::: Extracted information

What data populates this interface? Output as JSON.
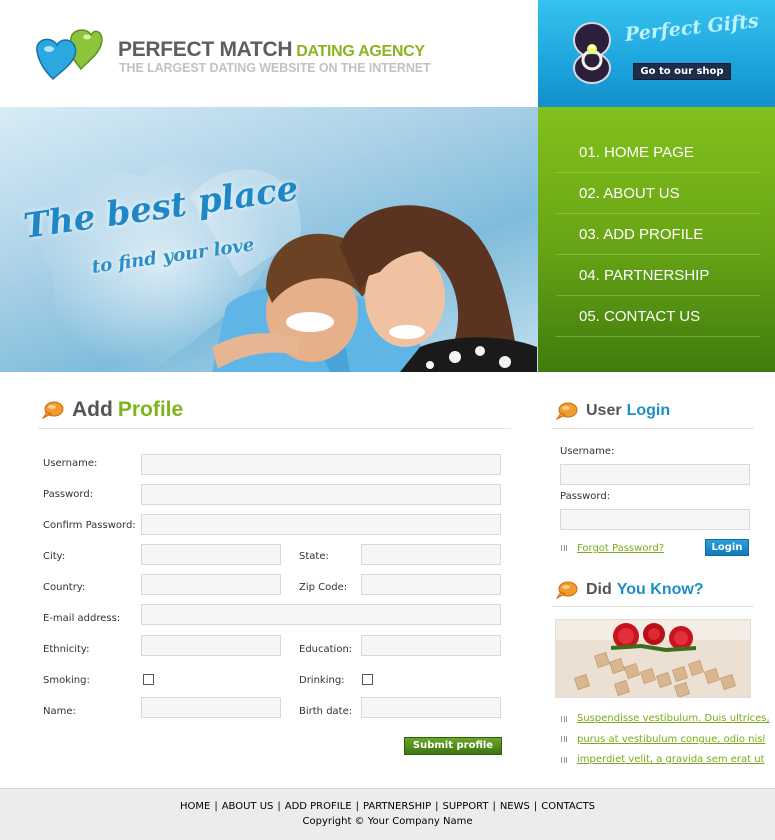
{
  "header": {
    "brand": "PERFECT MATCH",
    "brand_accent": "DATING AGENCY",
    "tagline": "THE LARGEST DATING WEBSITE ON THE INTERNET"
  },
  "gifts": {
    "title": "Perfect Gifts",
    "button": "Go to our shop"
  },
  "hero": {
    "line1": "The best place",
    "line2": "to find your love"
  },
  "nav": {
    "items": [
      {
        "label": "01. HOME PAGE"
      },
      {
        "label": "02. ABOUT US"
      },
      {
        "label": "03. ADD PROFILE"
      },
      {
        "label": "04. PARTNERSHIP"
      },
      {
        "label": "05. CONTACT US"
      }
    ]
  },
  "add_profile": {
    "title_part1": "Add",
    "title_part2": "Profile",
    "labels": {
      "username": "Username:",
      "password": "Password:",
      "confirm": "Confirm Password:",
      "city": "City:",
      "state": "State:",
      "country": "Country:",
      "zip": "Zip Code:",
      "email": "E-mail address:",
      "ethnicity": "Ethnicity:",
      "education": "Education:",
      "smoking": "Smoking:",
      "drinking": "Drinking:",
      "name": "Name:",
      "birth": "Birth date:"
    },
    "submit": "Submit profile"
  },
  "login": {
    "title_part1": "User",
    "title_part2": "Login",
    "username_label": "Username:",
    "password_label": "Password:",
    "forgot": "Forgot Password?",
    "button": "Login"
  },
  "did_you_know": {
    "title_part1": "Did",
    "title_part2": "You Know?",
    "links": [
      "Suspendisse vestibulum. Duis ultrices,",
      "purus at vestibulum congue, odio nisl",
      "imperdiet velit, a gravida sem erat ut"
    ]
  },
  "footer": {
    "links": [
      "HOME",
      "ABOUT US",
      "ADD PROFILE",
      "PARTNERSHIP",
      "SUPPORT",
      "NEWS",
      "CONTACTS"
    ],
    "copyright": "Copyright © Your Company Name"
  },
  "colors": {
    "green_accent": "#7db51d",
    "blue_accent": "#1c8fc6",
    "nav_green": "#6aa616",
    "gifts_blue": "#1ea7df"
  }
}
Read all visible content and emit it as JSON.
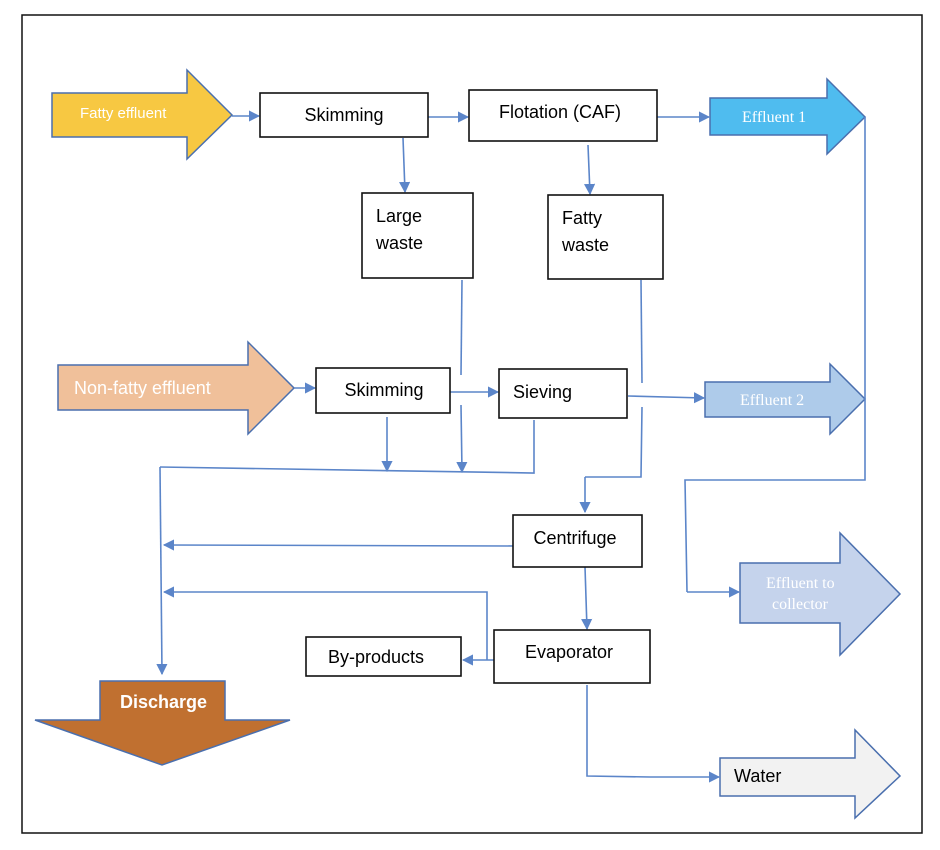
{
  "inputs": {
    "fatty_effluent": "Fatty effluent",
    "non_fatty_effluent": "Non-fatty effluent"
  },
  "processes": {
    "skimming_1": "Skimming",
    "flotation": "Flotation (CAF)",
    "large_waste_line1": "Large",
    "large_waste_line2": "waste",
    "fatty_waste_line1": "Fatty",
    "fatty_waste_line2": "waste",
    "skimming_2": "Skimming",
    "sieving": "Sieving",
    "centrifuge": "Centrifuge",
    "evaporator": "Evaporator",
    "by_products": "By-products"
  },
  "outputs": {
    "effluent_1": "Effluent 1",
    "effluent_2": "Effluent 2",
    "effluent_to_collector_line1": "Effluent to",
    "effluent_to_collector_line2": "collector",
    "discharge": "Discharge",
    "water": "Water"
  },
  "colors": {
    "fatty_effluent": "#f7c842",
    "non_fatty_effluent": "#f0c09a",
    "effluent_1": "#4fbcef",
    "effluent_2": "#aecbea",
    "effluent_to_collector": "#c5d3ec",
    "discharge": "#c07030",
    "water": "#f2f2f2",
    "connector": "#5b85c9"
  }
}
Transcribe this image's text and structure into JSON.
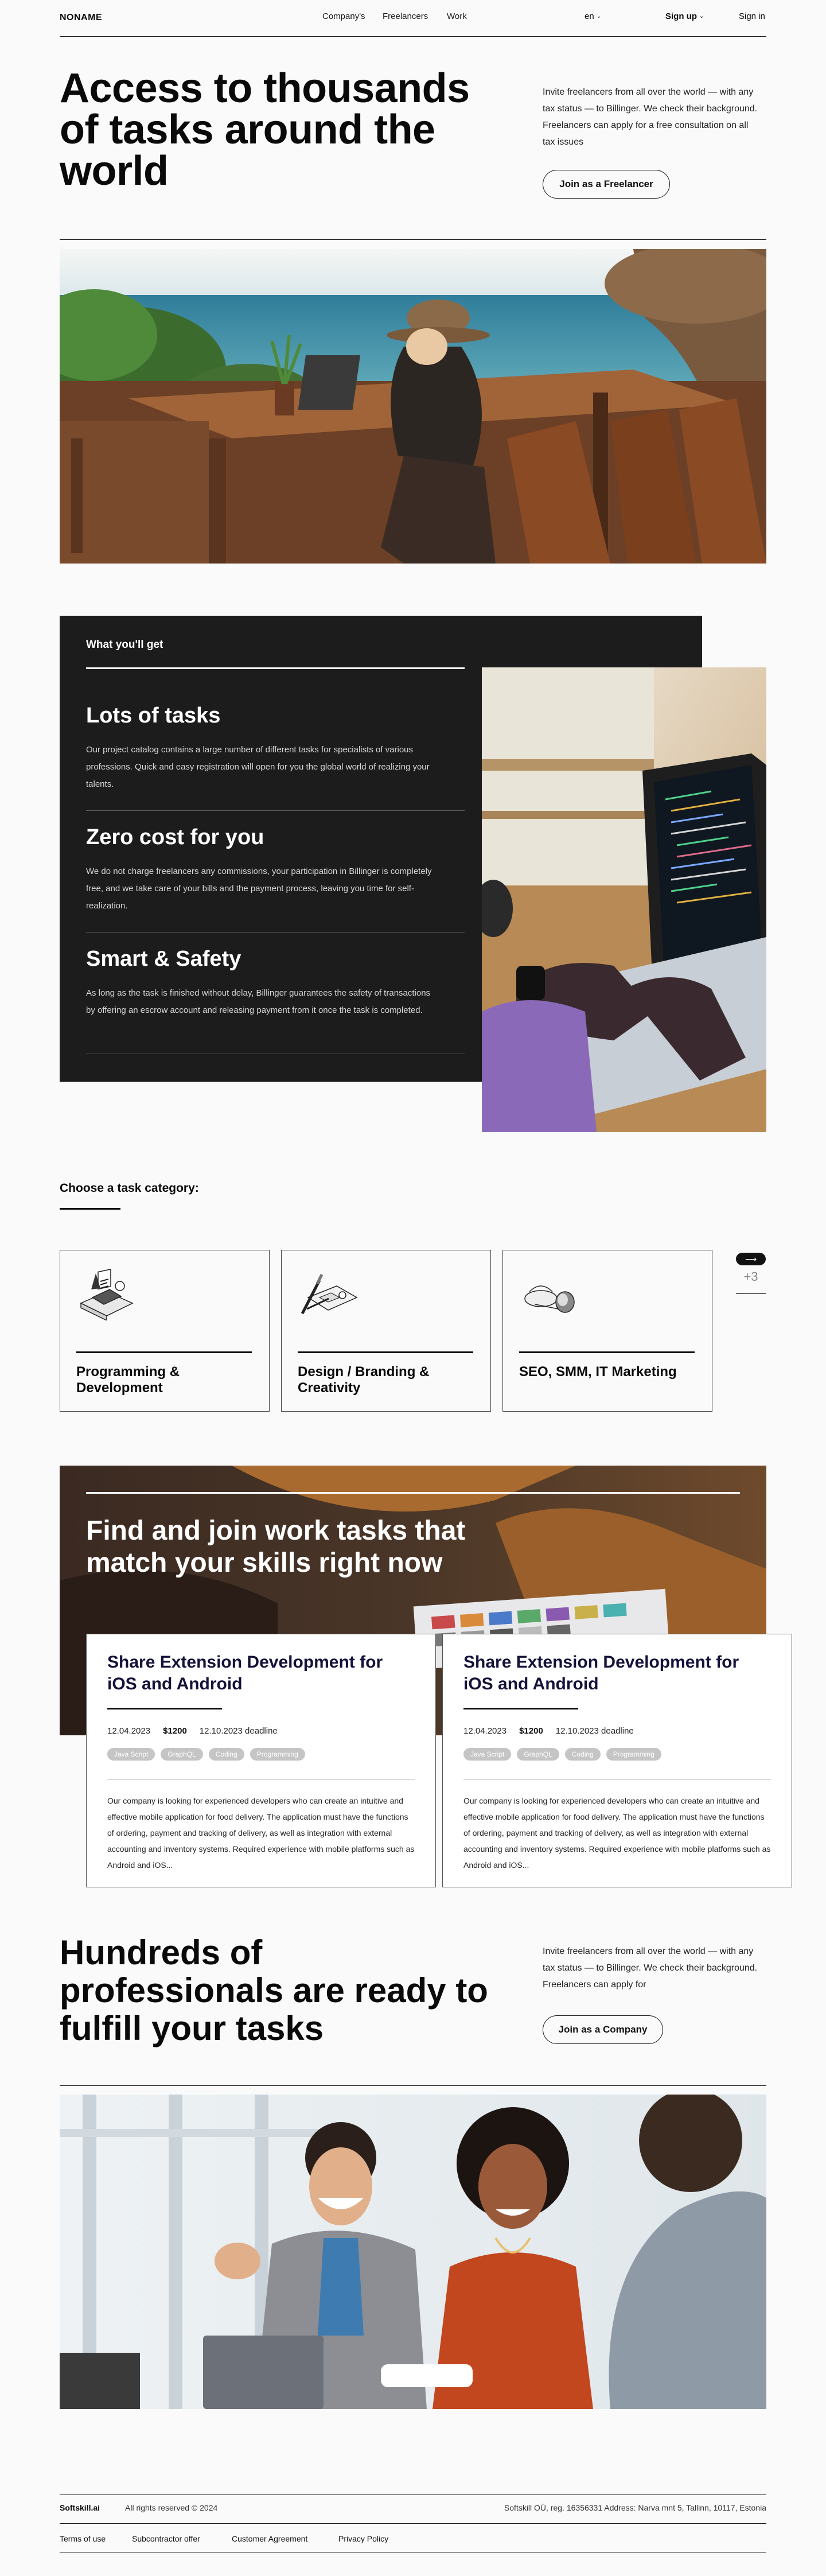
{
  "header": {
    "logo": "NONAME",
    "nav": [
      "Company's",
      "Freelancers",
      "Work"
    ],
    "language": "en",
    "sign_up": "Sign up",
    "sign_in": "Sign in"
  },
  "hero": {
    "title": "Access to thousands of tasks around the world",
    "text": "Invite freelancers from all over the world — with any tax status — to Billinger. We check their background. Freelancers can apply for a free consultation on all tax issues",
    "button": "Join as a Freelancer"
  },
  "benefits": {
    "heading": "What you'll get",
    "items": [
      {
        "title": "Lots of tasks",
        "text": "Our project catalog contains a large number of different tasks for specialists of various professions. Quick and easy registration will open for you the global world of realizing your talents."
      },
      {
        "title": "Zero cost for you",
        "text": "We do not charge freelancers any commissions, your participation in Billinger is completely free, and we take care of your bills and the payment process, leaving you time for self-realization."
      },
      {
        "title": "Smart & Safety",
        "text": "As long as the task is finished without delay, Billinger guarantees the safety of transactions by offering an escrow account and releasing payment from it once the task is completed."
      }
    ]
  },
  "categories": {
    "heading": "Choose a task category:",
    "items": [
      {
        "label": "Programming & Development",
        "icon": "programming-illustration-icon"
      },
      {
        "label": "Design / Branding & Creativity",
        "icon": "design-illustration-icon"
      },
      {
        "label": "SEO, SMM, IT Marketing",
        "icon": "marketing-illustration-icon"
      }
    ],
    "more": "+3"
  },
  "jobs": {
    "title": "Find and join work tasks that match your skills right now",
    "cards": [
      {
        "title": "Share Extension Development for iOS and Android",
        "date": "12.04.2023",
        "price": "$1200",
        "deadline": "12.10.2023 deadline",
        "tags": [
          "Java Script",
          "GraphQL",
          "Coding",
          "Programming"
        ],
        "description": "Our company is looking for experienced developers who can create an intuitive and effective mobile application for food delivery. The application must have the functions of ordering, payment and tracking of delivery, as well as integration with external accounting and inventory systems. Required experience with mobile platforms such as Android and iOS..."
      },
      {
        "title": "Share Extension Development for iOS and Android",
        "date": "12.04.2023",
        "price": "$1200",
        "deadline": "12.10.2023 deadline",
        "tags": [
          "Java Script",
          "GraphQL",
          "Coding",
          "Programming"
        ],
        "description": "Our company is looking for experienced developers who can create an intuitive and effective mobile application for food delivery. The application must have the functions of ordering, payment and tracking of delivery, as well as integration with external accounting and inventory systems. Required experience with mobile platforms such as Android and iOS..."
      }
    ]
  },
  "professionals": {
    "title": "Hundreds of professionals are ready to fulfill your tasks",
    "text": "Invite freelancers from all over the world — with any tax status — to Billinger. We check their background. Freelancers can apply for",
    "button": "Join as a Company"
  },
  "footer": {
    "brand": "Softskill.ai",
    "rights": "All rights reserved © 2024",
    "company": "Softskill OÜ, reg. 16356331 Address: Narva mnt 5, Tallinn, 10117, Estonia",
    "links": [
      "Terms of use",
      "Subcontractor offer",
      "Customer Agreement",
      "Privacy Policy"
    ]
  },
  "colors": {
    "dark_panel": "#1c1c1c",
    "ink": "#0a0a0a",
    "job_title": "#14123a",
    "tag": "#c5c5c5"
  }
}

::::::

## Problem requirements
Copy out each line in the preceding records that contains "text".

## Response
Transcribe this image's text and structure into JSON.
    "text": "Invite freelancers from all over the world — with any tax status — to Billinger. We check their background. Freelancers can apply for a free consultation on all tax issues",
        "text": "Our project catalog contains a large number of different tasks for specialists of various professions. Quick and easy registration will open for you the global world of realizing your talents."
        "text": "We do not charge freelancers any commissions, your participation in Billinger is completely free, and we take care of your bills and the payment process, leaving you time for self-realization."
        "text": "As long as the task is finished without delay, Billinger guarantees the safety of transactions by offering an escrow account and releasing payment from it once the task is completed."
    "text": "Invite freelancers from all over the world — with any tax status — to Billinger. We check their background. Freelancers can apply for",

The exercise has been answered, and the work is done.